EXERCISE GOAL: For the copy, please give all of the data again exactly and leave the pictures out.

=-=-=

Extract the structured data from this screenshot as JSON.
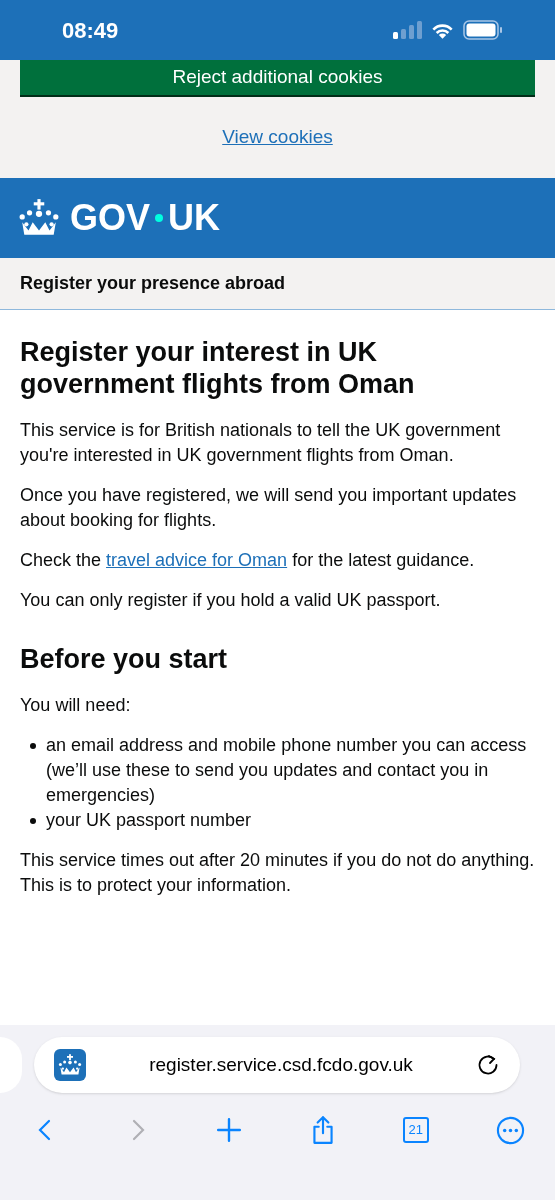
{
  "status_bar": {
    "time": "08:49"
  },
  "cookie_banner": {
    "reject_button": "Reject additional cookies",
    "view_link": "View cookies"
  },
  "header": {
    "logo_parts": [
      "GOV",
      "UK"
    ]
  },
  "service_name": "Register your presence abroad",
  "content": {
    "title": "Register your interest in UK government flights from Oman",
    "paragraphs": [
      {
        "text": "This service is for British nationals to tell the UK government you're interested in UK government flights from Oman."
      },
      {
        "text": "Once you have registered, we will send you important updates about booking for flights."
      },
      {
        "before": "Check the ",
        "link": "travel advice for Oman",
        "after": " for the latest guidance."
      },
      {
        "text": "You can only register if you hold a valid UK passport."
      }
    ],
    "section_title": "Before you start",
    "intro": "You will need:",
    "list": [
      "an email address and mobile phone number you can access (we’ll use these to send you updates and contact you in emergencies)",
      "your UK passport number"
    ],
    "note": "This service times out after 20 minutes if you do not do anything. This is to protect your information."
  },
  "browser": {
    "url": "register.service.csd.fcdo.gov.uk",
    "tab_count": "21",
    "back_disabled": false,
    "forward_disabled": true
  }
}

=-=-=

OUTPUT BELOW:
Extract the structured data from this screenshot as JSON.
{
  "status_bar": {
    "time": "08:49"
  },
  "cookie_banner": {
    "reject_button": "Reject additional cookies",
    "view_link": "View cookies"
  },
  "header": {
    "logo_parts": [
      "GOV",
      "UK"
    ]
  },
  "service_name": "Register your presence abroad",
  "content": {
    "title": "Register your interest in UK government flights from Oman",
    "paragraphs": [
      {
        "text": "This service is for British nationals to tell the UK government you're interested in UK government flights from Oman."
      },
      {
        "text": "Once you have registered, we will send you important updates about booking for flights."
      },
      {
        "before": "Check the ",
        "link": "travel advice for Oman",
        "after": " for the latest guidance."
      },
      {
        "text": "You can only register if you hold a valid UK passport."
      }
    ],
    "section_title": "Before you start",
    "intro": "You will need:",
    "list": [
      "an email address and mobile phone number you can access (we’ll use these to send you updates and contact you in emergencies)",
      "your UK passport number"
    ],
    "note": "This service times out after 20 minutes if you do not do anything. This is to protect your information."
  },
  "browser": {
    "url": "register.service.csd.fcdo.gov.uk",
    "tab_count": "21",
    "back_disabled": false,
    "forward_disabled": true
  }
}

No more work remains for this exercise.